• **Task instructions**:
Using the material below, write out every entry exactly.

• **Extracted entries**:
· · · ·

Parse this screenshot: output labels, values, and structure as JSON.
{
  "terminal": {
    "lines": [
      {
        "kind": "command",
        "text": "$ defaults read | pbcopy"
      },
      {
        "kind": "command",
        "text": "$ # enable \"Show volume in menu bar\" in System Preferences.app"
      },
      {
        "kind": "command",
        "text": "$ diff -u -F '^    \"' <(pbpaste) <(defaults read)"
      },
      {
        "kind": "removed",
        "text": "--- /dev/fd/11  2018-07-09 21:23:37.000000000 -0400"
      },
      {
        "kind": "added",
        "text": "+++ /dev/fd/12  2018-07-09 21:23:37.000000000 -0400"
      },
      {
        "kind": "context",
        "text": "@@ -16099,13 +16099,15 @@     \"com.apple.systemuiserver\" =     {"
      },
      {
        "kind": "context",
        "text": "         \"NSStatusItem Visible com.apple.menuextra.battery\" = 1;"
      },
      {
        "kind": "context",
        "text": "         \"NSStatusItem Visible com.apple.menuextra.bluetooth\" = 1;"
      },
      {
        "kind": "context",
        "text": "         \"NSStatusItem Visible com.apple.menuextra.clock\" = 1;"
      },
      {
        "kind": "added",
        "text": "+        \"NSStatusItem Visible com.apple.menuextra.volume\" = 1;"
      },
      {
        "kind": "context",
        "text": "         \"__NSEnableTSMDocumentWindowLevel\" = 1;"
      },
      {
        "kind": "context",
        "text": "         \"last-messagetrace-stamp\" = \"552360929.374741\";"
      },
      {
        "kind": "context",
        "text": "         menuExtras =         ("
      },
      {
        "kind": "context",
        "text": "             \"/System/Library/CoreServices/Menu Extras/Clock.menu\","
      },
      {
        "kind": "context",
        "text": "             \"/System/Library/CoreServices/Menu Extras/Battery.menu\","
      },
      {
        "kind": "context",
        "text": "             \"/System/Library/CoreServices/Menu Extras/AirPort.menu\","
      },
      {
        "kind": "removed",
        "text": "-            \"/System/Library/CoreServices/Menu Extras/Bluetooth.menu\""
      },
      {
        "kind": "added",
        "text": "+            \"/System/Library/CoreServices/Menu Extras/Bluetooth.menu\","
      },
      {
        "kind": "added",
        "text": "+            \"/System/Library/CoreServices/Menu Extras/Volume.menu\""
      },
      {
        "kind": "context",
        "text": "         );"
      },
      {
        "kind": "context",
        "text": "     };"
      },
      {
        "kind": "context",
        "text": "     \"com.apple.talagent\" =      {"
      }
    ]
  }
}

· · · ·

• **Result for this task**:
Parse this screenshot: output labels, values, and structure as JSON.
{
  "terminal": {
    "lines": [
      {
        "kind": "command",
        "text": "$ defaults read | pbcopy"
      },
      {
        "kind": "command",
        "text": "$ # enable \"Show volume in menu bar\" in System Preferences.app"
      },
      {
        "kind": "command",
        "text": "$ diff -u -F '^    \"' <(pbpaste) <(defaults read)"
      },
      {
        "kind": "removed",
        "text": "--- /dev/fd/11  2018-07-09 21:23:37.000000000 -0400"
      },
      {
        "kind": "added",
        "text": "+++ /dev/fd/12  2018-07-09 21:23:37.000000000 -0400"
      },
      {
        "kind": "context",
        "text": "@@ -16099,13 +16099,15 @@     \"com.apple.systemuiserver\" =     {"
      },
      {
        "kind": "context",
        "text": "         \"NSStatusItem Visible com.apple.menuextra.battery\" = 1;"
      },
      {
        "kind": "context",
        "text": "         \"NSStatusItem Visible com.apple.menuextra.bluetooth\" = 1;"
      },
      {
        "kind": "context",
        "text": "         \"NSStatusItem Visible com.apple.menuextra.clock\" = 1;"
      },
      {
        "kind": "added",
        "text": "+        \"NSStatusItem Visible com.apple.menuextra.volume\" = 1;"
      },
      {
        "kind": "context",
        "text": "         \"__NSEnableTSMDocumentWindowLevel\" = 1;"
      },
      {
        "kind": "context",
        "text": "         \"last-messagetrace-stamp\" = \"552360929.374741\";"
      },
      {
        "kind": "context",
        "text": "         menuExtras =         ("
      },
      {
        "kind": "context",
        "text": "             \"/System/Library/CoreServices/Menu Extras/Clock.menu\","
      },
      {
        "kind": "context",
        "text": "             \"/System/Library/CoreServices/Menu Extras/Battery.menu\","
      },
      {
        "kind": "context",
        "text": "             \"/System/Library/CoreServices/Menu Extras/AirPort.menu\","
      },
      {
        "kind": "removed",
        "text": "-            \"/System/Library/CoreServices/Menu Extras/Bluetooth.menu\""
      },
      {
        "kind": "added",
        "text": "+            \"/System/Library/CoreServices/Menu Extras/Bluetooth.menu\","
      },
      {
        "kind": "added",
        "text": "+            \"/System/Library/CoreServices/Menu Extras/Volume.menu\""
      },
      {
        "kind": "context",
        "text": "         );"
      },
      {
        "kind": "context",
        "text": "     };"
      },
      {
        "kind": "context",
        "text": "     \"com.apple.talagent\" =      {"
      }
    ]
  }
}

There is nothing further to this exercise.